Supreme Court won't rule on Gov. Baker's pandemic authority
The U.S. Supreme Court decided Monday against hearing an appeal of a decision that found Gov. Charlie Baker did not overstep his authority with sweeping orders to close businesses and limit gatherings to control the coronavirus early in the pandemic.
The nation’s highest court announced without comment Monday that it would not consider the appeal.
The lawsuit argued that Baker had no authority to issue public health-related orders under the state's Civil Defense Act, which it said was designed to protect the state from foreign invasions, insurrections, and catastrophic events like hurricanes and fires.
The Massachusetts Supreme Judicial Court, the state's highest court, in December rejected the challenge, brought on behalf of a group including salon owners, pastors and the headmaster of a private school. They accused the Republican governor of exercising “legislative police power” by declaring a state of emergency under the Civil Defense Act.
The Massachusetts court said the pandemic clearly merited action by the governor under the Cold War-era law. It also rejected the lawsuit’s argument that the governor’s actions infringed on people’s constitutional rights to due process and free assembly.
“Given that COVID-19 is a pandemic that has killed over a million people worldwide, it spreads from person to person, effective vaccines have not yet been distributed, there is no known cure, and a rise in cases threatens to overrun the Commonwealth’s hospital system, it is a natural cause for which action is needed,” the Massachusetts court stated in its December ruling.
The governor declared a state of emergency March 10, 2020, giving him greater power to take actions like shutting down events with large gatherings of people or gaining access to buildings or stockpiling protective gear.
He went on to issue a slew of emergency orders prohibiting gatherings of a certain size, closing certain businesses and mandating masks aimed at slowing the spread of the disease in the hard-hit state.
"I take a certain amount of satisfaction in the fact that those decisions have been validated by the court because we believe they were in fact legal and appropriate based on the facts as we knew them and the law, as it stands," Baker told WBUR on Monday. "I don't think anybody, given how much difficulty we've all put up with and gone through over the course of the last 18 months should take any kind of a victory lap on much of anything associated with this."
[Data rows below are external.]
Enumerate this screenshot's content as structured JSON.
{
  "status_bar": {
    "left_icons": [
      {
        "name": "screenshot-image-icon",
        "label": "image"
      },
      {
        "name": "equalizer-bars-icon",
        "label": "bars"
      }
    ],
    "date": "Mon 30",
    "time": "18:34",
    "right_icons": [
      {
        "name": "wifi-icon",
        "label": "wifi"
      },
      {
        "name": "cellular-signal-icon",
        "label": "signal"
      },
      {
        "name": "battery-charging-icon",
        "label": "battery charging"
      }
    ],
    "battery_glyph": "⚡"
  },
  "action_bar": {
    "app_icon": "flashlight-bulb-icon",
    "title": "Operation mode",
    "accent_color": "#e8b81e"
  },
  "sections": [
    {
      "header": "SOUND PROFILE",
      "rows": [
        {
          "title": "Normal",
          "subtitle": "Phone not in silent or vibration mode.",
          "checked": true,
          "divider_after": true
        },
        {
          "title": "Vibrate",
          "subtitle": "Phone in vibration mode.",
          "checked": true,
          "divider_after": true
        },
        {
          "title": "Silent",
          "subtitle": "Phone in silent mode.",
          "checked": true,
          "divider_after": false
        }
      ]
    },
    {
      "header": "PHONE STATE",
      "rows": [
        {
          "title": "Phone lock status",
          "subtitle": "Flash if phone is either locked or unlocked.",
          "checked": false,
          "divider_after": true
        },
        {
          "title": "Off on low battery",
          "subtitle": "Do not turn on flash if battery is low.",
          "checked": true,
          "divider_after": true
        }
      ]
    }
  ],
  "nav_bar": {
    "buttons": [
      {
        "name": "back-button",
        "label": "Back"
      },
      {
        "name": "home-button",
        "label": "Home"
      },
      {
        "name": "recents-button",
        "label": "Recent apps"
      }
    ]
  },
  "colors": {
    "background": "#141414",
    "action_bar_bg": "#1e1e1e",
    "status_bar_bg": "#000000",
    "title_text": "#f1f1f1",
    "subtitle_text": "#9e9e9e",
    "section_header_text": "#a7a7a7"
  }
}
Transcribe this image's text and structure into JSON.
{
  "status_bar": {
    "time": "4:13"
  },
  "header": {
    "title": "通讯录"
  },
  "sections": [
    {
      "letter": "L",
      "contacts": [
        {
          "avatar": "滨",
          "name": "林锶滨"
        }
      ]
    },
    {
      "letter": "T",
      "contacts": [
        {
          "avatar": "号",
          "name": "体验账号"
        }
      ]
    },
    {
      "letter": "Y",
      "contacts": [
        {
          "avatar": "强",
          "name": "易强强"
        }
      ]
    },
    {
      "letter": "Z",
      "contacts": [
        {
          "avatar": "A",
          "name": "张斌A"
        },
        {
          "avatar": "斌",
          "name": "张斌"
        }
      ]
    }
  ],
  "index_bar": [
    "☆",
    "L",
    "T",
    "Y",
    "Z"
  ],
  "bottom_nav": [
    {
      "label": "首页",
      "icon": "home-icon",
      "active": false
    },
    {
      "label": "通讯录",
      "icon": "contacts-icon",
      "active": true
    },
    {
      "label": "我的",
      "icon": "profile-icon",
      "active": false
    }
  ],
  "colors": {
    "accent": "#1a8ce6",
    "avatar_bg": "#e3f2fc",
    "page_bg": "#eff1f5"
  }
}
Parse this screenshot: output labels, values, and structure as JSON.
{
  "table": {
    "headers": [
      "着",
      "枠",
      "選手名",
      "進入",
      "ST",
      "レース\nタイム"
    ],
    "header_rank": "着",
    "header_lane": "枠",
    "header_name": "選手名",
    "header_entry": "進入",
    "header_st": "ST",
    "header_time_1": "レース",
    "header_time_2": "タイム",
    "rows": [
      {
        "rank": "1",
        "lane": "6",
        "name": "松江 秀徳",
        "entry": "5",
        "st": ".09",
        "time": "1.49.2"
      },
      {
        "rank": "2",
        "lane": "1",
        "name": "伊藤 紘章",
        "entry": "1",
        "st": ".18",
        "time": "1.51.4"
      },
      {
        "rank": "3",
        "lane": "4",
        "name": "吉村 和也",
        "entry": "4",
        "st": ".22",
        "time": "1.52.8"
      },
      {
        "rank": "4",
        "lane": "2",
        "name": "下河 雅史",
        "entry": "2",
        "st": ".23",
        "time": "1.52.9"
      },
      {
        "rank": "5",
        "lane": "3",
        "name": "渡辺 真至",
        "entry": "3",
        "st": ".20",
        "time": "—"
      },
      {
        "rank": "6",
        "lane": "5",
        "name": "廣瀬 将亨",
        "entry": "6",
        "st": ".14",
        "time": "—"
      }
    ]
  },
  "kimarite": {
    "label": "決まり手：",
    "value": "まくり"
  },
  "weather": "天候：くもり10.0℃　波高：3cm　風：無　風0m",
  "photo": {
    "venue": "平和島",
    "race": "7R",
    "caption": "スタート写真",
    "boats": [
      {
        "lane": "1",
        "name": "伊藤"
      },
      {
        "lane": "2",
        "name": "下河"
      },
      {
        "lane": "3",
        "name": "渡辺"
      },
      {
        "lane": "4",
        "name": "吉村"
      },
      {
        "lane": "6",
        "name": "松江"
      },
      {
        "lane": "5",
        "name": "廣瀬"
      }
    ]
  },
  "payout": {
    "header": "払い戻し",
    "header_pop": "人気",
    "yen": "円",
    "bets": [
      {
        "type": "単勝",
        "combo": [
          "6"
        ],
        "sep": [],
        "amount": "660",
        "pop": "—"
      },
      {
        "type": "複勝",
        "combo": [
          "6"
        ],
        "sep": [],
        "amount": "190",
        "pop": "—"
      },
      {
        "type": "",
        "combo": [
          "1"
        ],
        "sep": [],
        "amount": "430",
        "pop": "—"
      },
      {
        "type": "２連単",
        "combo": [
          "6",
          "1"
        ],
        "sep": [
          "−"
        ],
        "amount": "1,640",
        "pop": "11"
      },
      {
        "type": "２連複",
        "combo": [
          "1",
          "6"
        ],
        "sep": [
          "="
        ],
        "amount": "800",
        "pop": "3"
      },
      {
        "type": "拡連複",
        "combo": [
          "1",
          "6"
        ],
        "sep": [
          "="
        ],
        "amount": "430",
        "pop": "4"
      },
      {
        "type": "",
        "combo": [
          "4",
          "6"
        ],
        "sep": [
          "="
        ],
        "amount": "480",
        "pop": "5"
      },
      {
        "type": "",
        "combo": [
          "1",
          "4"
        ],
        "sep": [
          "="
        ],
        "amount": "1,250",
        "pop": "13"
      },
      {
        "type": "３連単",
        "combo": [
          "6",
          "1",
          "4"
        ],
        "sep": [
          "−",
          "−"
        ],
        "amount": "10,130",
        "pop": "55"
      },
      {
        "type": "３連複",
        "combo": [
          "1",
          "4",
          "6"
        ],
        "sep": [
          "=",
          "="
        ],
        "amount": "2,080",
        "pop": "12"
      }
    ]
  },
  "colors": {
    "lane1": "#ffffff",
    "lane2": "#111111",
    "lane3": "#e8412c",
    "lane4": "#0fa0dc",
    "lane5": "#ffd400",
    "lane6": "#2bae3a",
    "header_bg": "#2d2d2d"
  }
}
More than 18,200 Massachusetts residents have died from COVID-19 since the start of the pandemic.
This article was originally published on October 04, 2021.